Only the lines containing the string "text" are needed; copy all of them from the listing.
═══
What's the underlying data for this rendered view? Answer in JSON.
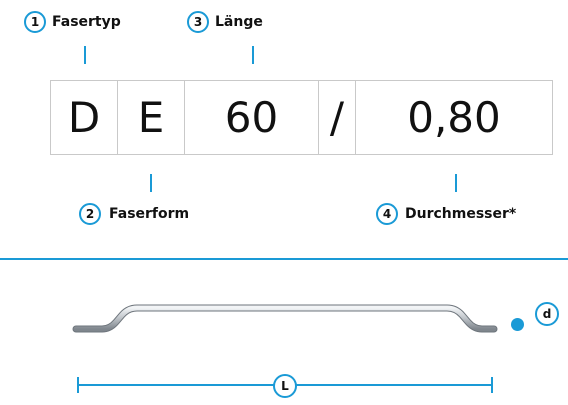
{
  "labels": {
    "fasertyp": {
      "number": "1",
      "text": "Fasertyp"
    },
    "laenge": {
      "number": "3",
      "text": "Länge"
    },
    "faserform": {
      "number": "2",
      "text": "Faserform"
    },
    "durchmesser": {
      "number": "4",
      "text": "Durchmesser*"
    }
  },
  "code": {
    "type": "D",
    "form": "E",
    "length": "60",
    "separator": "/",
    "diameter": "0,80"
  },
  "dimensions": {
    "length_symbol": "L",
    "diameter_symbol": "d"
  },
  "colors": {
    "accent": "#1a9ad6",
    "text": "#111111",
    "box_border": "#c9c9c9"
  }
}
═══
Exercise output>
      "text": "Fasertyp"
      "text": "Länge"
      "text": "Faserform"
      "text": "Durchmesser*"
    "text": "#111111",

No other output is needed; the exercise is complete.